▶ Exercise directions
All of the entries need to be repeated exactly. Leave nothing out.

▶ Materials provided
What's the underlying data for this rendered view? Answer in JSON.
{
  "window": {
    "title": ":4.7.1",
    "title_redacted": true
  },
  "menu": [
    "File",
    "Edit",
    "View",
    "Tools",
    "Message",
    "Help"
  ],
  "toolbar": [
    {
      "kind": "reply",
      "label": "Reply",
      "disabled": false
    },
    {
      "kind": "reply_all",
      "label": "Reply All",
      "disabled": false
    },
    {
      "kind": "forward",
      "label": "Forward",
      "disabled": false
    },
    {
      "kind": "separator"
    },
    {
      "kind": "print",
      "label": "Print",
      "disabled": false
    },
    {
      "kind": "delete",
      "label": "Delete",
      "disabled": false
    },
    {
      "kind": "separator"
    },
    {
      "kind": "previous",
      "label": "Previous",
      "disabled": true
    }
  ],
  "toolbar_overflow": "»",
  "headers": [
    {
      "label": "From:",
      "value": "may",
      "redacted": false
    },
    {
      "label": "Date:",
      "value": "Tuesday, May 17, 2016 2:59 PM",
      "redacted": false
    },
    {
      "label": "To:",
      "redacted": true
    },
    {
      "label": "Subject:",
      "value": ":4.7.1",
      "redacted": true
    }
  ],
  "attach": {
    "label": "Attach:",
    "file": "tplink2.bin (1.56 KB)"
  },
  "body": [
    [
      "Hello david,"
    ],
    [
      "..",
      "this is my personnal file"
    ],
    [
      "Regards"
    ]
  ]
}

▶ Solution
What's the underlying data for this rendered view? Answer in JSON.
{
  "window": {
    "title": ":4.7.1",
    "title_redacted": true
  },
  "menu": [
    "File",
    "Edit",
    "View",
    "Tools",
    "Message",
    "Help"
  ],
  "toolbar": [
    {
      "kind": "reply",
      "label": "Reply",
      "disabled": false
    },
    {
      "kind": "reply_all",
      "label": "Reply All",
      "disabled": false
    },
    {
      "kind": "forward",
      "label": "Forward",
      "disabled": false
    },
    {
      "kind": "separator"
    },
    {
      "kind": "print",
      "label": "Print",
      "disabled": false
    },
    {
      "kind": "delete",
      "label": "Delete",
      "disabled": false
    },
    {
      "kind": "separator"
    },
    {
      "kind": "previous",
      "label": "Previous",
      "disabled": true
    }
  ],
  "toolbar_overflow": "»",
  "headers": [
    {
      "label": "From:",
      "value": "may",
      "redacted": false
    },
    {
      "label": "Date:",
      "value": "Tuesday, May 17, 2016 2:59 PM",
      "redacted": false
    },
    {
      "label": "To:",
      "redacted": true
    },
    {
      "label": "Subject:",
      "value": ":4.7.1",
      "redacted": true
    }
  ],
  "attach": {
    "label": "Attach:",
    "file": "tplink2.bin (1.56 KB)"
  },
  "body": [
    [
      "Hello david,"
    ],
    [
      "..",
      "this is my personnal file"
    ],
    [
      "Regards"
    ]
  ]
}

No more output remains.